On Sunday morning, the doors of the Old Ship Meeting House in Hingham, Massachusetts, swing open to embrace its congregation, as they have for the past 330 years. Built in 1681, the Old Ship is New England’s last surviving 17th-century Puritan meetinghouse and the oldest continuously used church in the country. As they enter, worshippers mingle below the vaulted ceiling. Oak rafters join in curved Vs high overhead, giving the impression of an overturned hull. Below, the creaking wooden floor is divided by traditional box pews. Each family seeks out its favorite; unhooking the latch, they settle onto the old wooden bench that even with cushions scoffs at our modern need for comfort. As the service begins, Rev. Ken Read-Brown looks out over his congregation and welcomes them again to “this house made sacred by the love of generations.”
For a church, the room is remarkably unadorned. There are no paintings or stained-glass windows, and any religious symbols present have been carried in by the congregants. “As a general rule, we let the building speak for itself,” Read-Brown explains. One exception is a line of plaques along the back wall commemorating every pastor who has served the congregation, all the way back to Peter Hobart in 1635, of whom Read-Brown was shocked to discover he is a direct descendant.
Today the congregation is Unitarian Universalist–remarkable because the meetinghouse has never been sold from one group to another. Over more than 300 years, the congregation’s beliefs have slowly evolved from the rigid, authoritarian faith of Puritanism to one that is defined by questions rather than absolute truths. The journey from one to the other is part of what makes the Old Ship so special. “Unlike a cathedral, it wasn’t consecrated by a religious body,” Read-Brown says. The Puritans saw meetinghouses as purely practical places. Sacredness did not lie in the building but in the beliefs and actions of the living congregation within: “The sacredness of it comes through the people who have worshipped here and brought their love, their suffering, their questions, and sorrows.”

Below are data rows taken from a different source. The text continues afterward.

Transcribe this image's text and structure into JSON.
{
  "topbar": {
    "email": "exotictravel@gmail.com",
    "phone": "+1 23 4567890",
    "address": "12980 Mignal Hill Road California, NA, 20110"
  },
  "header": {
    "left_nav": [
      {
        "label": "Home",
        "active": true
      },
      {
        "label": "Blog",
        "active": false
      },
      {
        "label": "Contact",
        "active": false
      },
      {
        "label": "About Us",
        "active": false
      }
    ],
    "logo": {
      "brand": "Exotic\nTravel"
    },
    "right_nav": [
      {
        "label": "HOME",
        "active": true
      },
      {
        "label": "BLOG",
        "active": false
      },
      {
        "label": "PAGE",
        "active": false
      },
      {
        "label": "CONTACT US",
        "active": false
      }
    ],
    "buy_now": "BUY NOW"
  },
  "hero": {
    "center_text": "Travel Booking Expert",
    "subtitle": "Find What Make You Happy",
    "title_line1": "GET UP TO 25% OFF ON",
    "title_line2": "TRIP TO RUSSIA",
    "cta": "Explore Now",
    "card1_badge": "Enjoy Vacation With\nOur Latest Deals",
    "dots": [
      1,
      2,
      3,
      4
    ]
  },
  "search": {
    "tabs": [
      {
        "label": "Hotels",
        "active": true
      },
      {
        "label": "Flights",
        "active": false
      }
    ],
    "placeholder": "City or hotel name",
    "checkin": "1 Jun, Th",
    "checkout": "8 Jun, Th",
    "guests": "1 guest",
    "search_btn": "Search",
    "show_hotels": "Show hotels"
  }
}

No one is sure how the building got the nickname “Old Ship.” Despite popular rumors, it was not built by a shipwright, and its distinctive hull-like rafters were hidden until relatively modern times. But to listen to Read-Brown, the name seems appropriate, as the building is indeed ark-like, preserving the sacredness of past generations while shepherding its congregation into the future.
Read more about New England meetinghouses.